Energy Tomorrow Blog
Posted June 21, 2018
Let’s make three quick points following release of a new methane emissions report from the Environmental Defense Fund: The paper's findings are consistent with falling emissions; technology, knowledge and industry collaboration are continuing the progress already made in cutting emissions; and a sound, accurate base of information is needed to help build an understanding of where and how more improvements in reducing emissions can be made in the future.
Posted April 12, 2018
The Environmental Defense Fund’s plan to send up a satellite in two or three years to monitor methane emissions on earth from space generated headlines (some of the coverage here and here) and at some point can add to the knowledge base useful in advancing emissions goals. While EDF prepares for orbit, on terra firma our industry continues to use state-of-the-science technologies to reduce methane emissions from natural gas systems. With success: Emissions decreased 16.3 percent between 1990 and 2015, even as production increased nearly 52 percent.
This is a terrific, ongoing story that sometimes can get lost in the daily back and forth over who’s doing what on climate: Industry reducing emissions while also producing a natural gas abundance that benefits consumers, manufacturers and the environment, taking a lead role in reducing carbon dioxide levels to 25-year lows.
Posted December 28, 2017
America’s energy abundance makes our country stronger, more prosperous and secure in the world. Safely harnessing this energy requires technology, innovation, access to reserves and smart policy. When these come together, we all benefit.
Posted December 5, 2017
It’s hard to overstate the importance of industry’s new environmental initiative launched on Tuesday – The Environmental Partnership. “Landmark,” “historic” and “ground-breaking” all describe the partnership. Add to that list “bold” – with 26 natural gas and oil companies agreeing to share scientific information, innovations and best practices while being publicly accountable for progress on further reducing emissions from energy production. This is a big deal.
Posted July 11, 2017

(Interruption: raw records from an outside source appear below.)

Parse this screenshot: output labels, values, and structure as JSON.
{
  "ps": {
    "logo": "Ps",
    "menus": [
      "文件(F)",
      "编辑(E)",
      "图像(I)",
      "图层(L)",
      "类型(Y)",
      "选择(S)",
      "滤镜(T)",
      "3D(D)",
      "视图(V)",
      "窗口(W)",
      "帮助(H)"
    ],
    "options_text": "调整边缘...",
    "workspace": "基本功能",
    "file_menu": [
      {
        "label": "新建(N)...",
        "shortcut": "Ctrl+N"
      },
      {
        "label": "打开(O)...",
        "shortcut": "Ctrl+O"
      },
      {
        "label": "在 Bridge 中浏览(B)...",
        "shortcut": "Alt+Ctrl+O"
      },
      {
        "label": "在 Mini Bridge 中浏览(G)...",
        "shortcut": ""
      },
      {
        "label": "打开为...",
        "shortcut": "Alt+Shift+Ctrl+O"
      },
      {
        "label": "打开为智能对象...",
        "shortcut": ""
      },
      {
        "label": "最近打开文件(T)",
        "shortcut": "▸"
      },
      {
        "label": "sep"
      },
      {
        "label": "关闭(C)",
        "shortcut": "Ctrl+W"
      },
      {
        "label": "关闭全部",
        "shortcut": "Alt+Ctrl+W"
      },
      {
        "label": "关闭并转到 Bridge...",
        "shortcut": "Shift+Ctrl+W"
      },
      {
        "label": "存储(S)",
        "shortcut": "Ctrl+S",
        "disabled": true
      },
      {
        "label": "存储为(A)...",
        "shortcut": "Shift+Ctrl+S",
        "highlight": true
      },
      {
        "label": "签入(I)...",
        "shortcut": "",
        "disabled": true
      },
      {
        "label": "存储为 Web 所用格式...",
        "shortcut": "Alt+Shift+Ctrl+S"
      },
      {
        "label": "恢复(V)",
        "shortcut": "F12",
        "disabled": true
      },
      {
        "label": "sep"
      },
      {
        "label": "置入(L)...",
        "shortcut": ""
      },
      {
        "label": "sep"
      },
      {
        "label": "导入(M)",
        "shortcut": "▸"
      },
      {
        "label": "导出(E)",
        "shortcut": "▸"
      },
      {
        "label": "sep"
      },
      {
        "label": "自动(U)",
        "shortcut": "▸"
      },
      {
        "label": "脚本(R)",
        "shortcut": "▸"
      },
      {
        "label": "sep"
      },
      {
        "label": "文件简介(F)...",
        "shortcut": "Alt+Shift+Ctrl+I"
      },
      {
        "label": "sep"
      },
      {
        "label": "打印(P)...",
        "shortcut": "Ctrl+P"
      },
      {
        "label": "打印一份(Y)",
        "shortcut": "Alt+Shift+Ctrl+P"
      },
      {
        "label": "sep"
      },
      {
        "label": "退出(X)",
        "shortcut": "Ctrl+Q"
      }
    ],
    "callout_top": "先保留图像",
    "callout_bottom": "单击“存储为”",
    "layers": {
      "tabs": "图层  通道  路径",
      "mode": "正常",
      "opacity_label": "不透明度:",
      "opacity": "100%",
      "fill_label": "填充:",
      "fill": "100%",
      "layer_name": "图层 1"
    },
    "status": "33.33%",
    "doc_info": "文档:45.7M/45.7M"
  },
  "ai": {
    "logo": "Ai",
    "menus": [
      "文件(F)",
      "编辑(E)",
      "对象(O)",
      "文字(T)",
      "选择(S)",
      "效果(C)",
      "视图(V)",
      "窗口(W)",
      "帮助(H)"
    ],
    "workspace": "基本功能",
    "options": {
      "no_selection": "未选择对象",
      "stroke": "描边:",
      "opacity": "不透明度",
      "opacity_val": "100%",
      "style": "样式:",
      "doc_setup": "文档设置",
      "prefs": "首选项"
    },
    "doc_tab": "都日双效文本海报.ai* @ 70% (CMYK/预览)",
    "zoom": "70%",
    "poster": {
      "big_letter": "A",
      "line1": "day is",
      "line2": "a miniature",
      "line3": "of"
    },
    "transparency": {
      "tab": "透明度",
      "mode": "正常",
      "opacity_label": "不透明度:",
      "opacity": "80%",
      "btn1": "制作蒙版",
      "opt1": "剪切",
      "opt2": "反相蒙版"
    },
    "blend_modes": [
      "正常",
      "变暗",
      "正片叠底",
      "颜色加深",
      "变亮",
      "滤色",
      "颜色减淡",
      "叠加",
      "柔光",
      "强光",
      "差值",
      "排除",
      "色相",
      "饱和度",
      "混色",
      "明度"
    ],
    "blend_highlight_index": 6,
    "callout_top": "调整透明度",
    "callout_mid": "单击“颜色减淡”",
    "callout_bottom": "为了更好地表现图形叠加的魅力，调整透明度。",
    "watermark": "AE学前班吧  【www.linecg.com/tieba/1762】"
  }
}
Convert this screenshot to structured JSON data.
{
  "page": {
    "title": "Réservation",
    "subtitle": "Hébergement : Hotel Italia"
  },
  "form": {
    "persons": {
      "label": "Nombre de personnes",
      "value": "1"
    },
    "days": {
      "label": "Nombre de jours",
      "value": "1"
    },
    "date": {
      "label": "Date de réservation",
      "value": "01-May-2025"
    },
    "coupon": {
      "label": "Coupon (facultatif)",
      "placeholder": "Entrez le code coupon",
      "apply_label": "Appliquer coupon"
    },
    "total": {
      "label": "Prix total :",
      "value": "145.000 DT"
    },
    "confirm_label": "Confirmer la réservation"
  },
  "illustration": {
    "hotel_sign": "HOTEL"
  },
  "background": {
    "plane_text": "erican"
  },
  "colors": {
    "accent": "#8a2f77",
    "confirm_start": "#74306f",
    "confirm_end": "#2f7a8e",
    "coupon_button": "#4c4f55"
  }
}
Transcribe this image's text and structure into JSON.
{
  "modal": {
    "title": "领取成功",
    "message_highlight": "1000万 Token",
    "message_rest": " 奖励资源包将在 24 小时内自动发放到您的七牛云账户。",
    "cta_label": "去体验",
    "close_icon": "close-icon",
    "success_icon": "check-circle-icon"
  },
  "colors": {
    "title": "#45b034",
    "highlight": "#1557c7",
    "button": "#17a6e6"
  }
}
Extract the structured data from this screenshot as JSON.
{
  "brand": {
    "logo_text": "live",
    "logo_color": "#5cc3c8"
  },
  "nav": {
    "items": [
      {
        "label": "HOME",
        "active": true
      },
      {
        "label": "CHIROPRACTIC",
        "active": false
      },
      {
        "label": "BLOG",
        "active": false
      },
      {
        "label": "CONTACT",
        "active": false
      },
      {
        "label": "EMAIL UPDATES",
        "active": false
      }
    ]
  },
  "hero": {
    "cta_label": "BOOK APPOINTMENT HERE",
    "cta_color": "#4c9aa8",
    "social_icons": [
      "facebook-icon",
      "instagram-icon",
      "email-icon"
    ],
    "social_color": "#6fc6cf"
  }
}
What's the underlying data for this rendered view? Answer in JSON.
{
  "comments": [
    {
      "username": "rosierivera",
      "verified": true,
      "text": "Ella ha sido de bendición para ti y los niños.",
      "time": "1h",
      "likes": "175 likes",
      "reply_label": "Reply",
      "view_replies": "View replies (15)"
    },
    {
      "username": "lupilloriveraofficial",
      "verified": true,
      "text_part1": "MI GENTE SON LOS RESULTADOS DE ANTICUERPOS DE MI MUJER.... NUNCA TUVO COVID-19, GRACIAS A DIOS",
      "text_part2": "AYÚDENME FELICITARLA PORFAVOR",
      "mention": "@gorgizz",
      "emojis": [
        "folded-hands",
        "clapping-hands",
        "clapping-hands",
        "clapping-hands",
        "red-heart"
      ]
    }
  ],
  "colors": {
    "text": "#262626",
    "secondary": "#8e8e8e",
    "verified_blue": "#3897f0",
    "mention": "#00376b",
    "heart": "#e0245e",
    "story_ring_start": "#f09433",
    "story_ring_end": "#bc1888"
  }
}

We expect that, after all the data and emissions trends are considered, EPA will develop a science-based, cost-effective path to target emissions of volatile organic compounds (VOCs), in which methane emissions reductions also are achieved. Industry supports environmental protection and, indeed, is demonstrating that support by taking actions to reduce methane emissions.
Posted May 18, 2017
America’s oil and natural gas industry supports commonsense regulation, but a duplicative Bureau of Land Management (BLM) rule regulating methane emissions is a solution in search of a problem. … Fortunately, the Interior Department has “flagged” the rule “as one we will suspend, revise or rescind given its significant regulatory burden that encumbers American energy production, economic growth and job creation.”
Posted May 9, 2017
We’ve made the strong economic case for repealing the Bureau of Land Management’s so-called “venting and flaring” rule. Yet, just as important is the reality that since its inception, BLM’s rule has been an environmental solution in search of an environmental problem. Here’s what we mean: Methane emissions associated with the natural gas industry fell by 16.3 percent from 1990 to 2015, according to EPA – even as natural gas production increased 55 percent. This is the result of industry innovating new technologies to capture more and more methane, the main component in natural gas. Progress is occurring under existing regulation by the states and EPA, which have jurisdiction over air quality under the Clean Air Act.
Posted April 24, 2017
Posted March 31, 2017
New government data shows that carbon dioxide emissions from electricity generation are at their lowest levels in nearly 30 years, and natural gas is the key reason why. The data comes from the U.S. Energy Information Administration’s latest Monthly Energy Review, and it shows emissions associated with power generation last year were the lowest since 1989.
Posted March 21, 2017
The Bureau of Land Management’s “venting and flaring” rule should be repealed, which we’ve urged Congress to do under the Congressional Review Act (see here, here and here). The U.S. House has voted for repeal, and the Senate shouldn’t delay in following suit. BLM’s redundant, technically flawed rule already is having negative economic impacts and could put energy production and important progress on reducing emissions at risk.